Translation riddles: the Voynich manuscript

Many will agree with the fact that literary english to telugu translation is one of the most difficult types of translation. But when it comes to ciphered literary text, the complexity of translation is further aggravated. And the most mysterious literary text in the world is the Voynich manuscript, which is still being translated by translators and cryptographers from all over the planet.

But before telling you about the meaning of the Voynich manuscript, we suggest going over a short historical excursion. The origin of the manuscript remains a mystery to scholars. It got its name thanks to Wilfred M. Voynich, a Polish revolutionary and owner of a number of bookstores in London and New York. There is an opinion that Voynich acquired the manuscript at the beginning of the 20th century with the help of the Jesuits who lived in the Villa Mondragon, which was located on the territory of the modern town in Italy – Monte Porcio Catone. The Gislieri College was built on the site of this villa. Scholars speculated that the manuscript was part of a book collection that belonged to Petrus Bex, the rector of the Collegium of Rome, which moved to the villa in 1870. However, there is no clear evidence that the manuscript belonged specifically to the Roman College.

But let’s move on to the most mysterious part of the manuscript – its content and meaning. As scientists suggest, the original Voynich manuscript consisted of 272 pages of parchment paper, and was also divided into seventeen blocks, each of which consisted of sixteen pages. The manuscript contains a combination of texts and drawings, over one hundred and seventy thousand characters, which are most likely read from left to right, and are separated by about thirty-five thousand words. The text of the manuscript, most likely, has a certain code, from the characters of which 20-30 repeating characters can be distinguished.

In an attempt to produce literary translation and statistical analysis of the manuscript, it was found that some of the characters are similar to those of the Romance and Germanic languages.

The manuscript itself, judging by its illustrations, consists of six sections: botanical, astronomical, biological, cosmological, pharmaceutical, and a recipe section.

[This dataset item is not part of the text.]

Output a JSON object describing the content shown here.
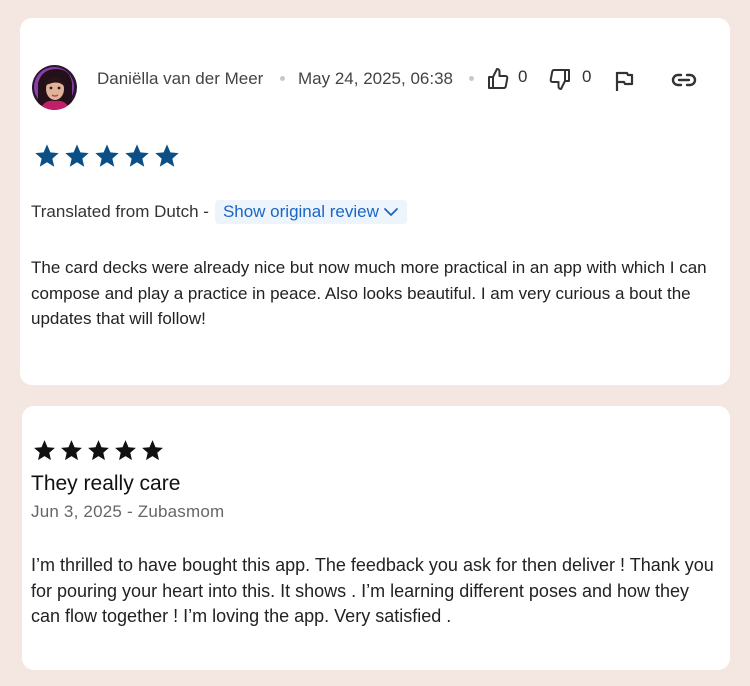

Today, the mysterious Voynich manuscript is in the Library of Rare Books. L. Beinecke at Yale University. Periodically, he is taken away in order to conduct analysis and literary translation.